Propagating your dumb cane plant
Before taking cuttings for your dumb cane ensure that the tool you are using such as a pruner is sterilized. Half a cup of water to a tablespoon of bleach is ideal, mix together and with a clean cloth wipe the blades of your pruner thoroughly. Remove about 2-3 inches of the cane, each cane should have 1-2 nodes each. Ensure there are no leaves that are attached to each cane that is cut.
The container or pots that are used can be growers pots from 6 inches or larger with drain holes, A good potting soil along with adding peat moss and perlite is ideal. Place this mixture in the container and water until it runs out of the drain holes, this potting mixture should be really moist. Dip the end that was cut in water then, in root tone which is a growth hormone that will stimulate root growth. When inserting the cuttings into the mixture ensure that the buds and marked ends are facing upwards. Keeping the potting mixture warm and moist is crucial, In about 3-8 weeks your cuttings should begin to take root
Note: As discussed earlier because of the negative effect this plant can have if eaten or swallowed keep this plant out of reach of children and animals.
The final word on dumb cane plant
The dumb cane or dieffenbachia by which it’s famously called makes a great house plant though delicate and must be handled with care this garden beauty which produces beautiful leaves will give your interior and garden area continual color which is so cool. The dumb cane will go to work for you to get the job done. Why not give the dumb cane a try and see for your self with that said let’s get started by growing and caring for our very own dumb cane.
About the author
Norman loves being in the garden, both at home and for his job....
he is 'Natures Little helper' being outdoors, growing his vegetables and flowers from an early age.
Now having spent over 22 years in the profession he want to give some of his knowledge to others...
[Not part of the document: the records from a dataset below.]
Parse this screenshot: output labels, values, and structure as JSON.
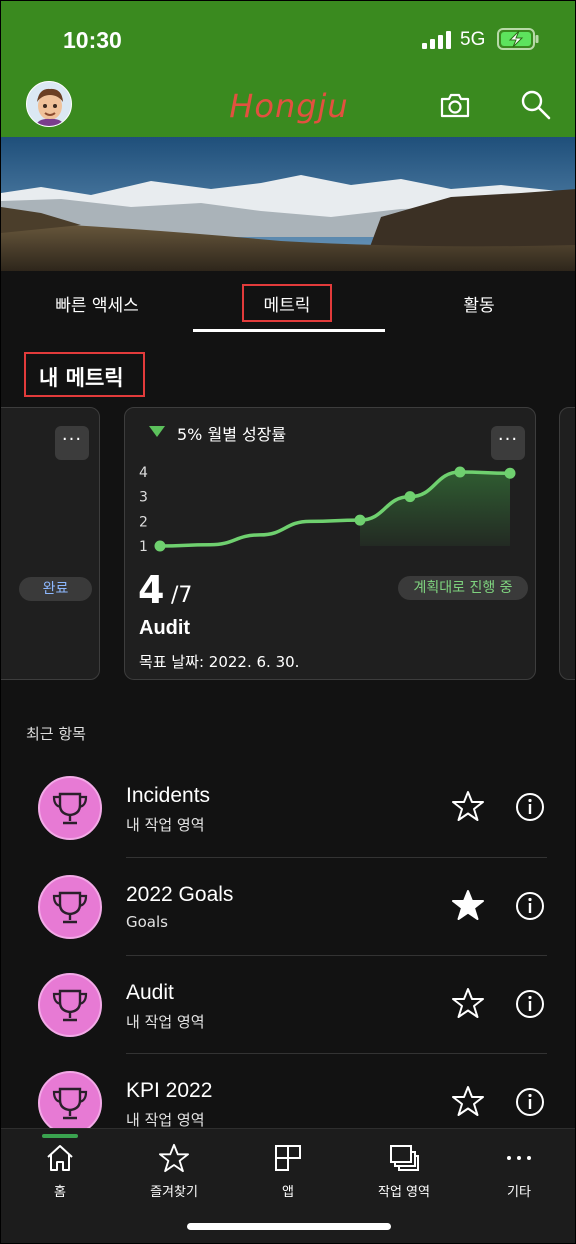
{
  "status_bar": {
    "time": "10:30",
    "network": "5G"
  },
  "header": {
    "brand": "Hongju",
    "camera_icon": "camera-icon",
    "search_icon": "search-icon",
    "avatar_icon": "avatar"
  },
  "colors": {
    "header_bg": "#3a8a1f",
    "accent": "#5cc15c",
    "badge": "#e77ad4",
    "highlight_box": "#e23b3b"
  },
  "tabs": [
    {
      "label": "빠른 액세스"
    },
    {
      "label": "메트릭",
      "selected": true
    },
    {
      "label": "활동"
    }
  ],
  "section_title": "내 메트릭",
  "left_card": {
    "status": "완료",
    "more": "···"
  },
  "metric_card": {
    "growth": "5% 월별 성장률",
    "value": "4",
    "target": "/7",
    "status": "계획대로 진행 중",
    "name": "Audit",
    "due": "목표 날짜: 2022. 6. 30.",
    "more": "···"
  },
  "chart_data": {
    "type": "area",
    "title": "",
    "xlabel": "",
    "ylabel": "",
    "y_ticks": [
      "1",
      "2",
      "3",
      "4"
    ],
    "ylim": [
      1,
      4
    ],
    "x": [
      1,
      2,
      3,
      4,
      5,
      6,
      7,
      8
    ],
    "series": [
      {
        "values": [
          1.0,
          1.05,
          1.45,
          2.0,
          2.05,
          3.0,
          4.0,
          3.95
        ]
      }
    ],
    "markers": [
      0,
      4,
      5,
      6,
      7
    ],
    "grid": false
  },
  "recent": {
    "label": "최근 항목",
    "items": [
      {
        "title": "Incidents",
        "subtitle": "내 작업 영역",
        "favorite": false
      },
      {
        "title": "2022 Goals",
        "subtitle": "Goals",
        "favorite": true
      },
      {
        "title": "Audit",
        "subtitle": "내 작업 영역",
        "favorite": false
      },
      {
        "title": "KPI 2022",
        "subtitle": "내 작업 영역",
        "favorite": false
      }
    ]
  },
  "bottom_nav": [
    {
      "label": "홈",
      "icon": "home-icon",
      "selected": true
    },
    {
      "label": "즐겨찾기",
      "icon": "star-icon"
    },
    {
      "label": "앱",
      "icon": "apps-icon"
    },
    {
      "label": "작업 영역",
      "icon": "workspaces-icon"
    },
    {
      "label": "기타",
      "icon": "more-icon"
    }
  ]
}
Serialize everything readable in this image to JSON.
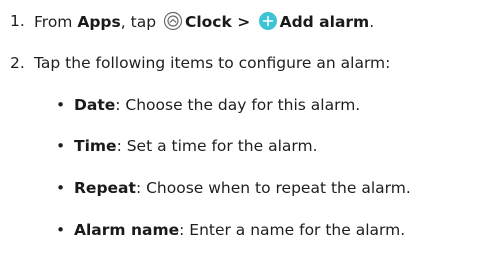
{
  "steps": [
    {
      "number": "1.",
      "text_1": "From ",
      "apps_label": "Apps",
      "text_2": ", tap ",
      "clock_icon": "clock-app-icon",
      "clock_label": "Clock",
      "separator": " > ",
      "add_icon": "add-circle-icon",
      "add_alarm_label": "Add alarm",
      "text_end": "."
    },
    {
      "number": "2.",
      "text": "Tap the following items to configure an alarm:"
    }
  ],
  "items": [
    {
      "bullet": "•",
      "term": "Date",
      "description": ": Choose the day for this alarm."
    },
    {
      "bullet": "•",
      "term": "Time",
      "description": ": Set a time for the alarm."
    },
    {
      "bullet": "•",
      "term": "Repeat",
      "description": ": Choose when to repeat the alarm."
    },
    {
      "bullet": "•",
      "term": "Alarm name",
      "description": ": Enter a name for the alarm."
    }
  ],
  "colors": {
    "add_icon_fill": "#3ec3d6",
    "clock_icon_stroke": "#6b6b6b",
    "text": "#1f1f1f"
  }
}
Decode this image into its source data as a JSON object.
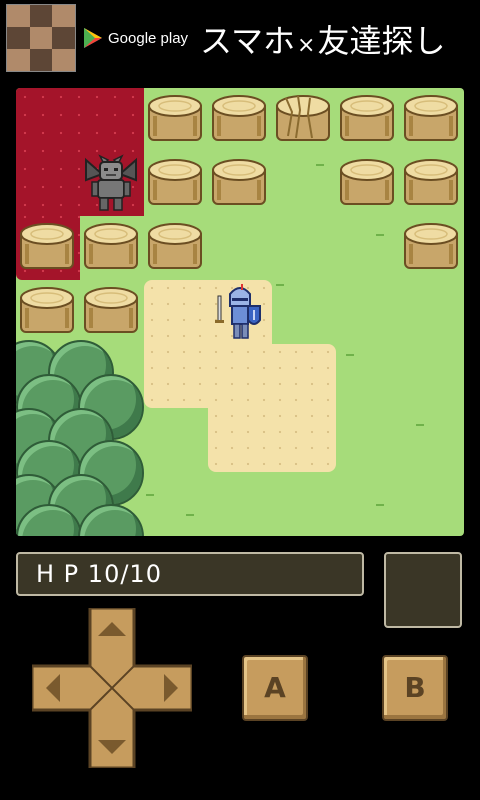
{
  "ad": {
    "store_label": "Google play",
    "title_part1": "スマホ",
    "title_sep": "×",
    "title_part2": "友達探し"
  },
  "status": {
    "hp_label": "H P",
    "hp_value": "10/10"
  },
  "controls": {
    "a_label": "A",
    "b_label": "B"
  },
  "colors": {
    "grass": "#a6dc7a",
    "lava": "#a4142a",
    "sand": "#f4e2aa",
    "panel": "#3a3626",
    "button": "#c69c5e"
  }
}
his vast array of hints and tips you will find scattered over this site will help you no end growing plants in your garden.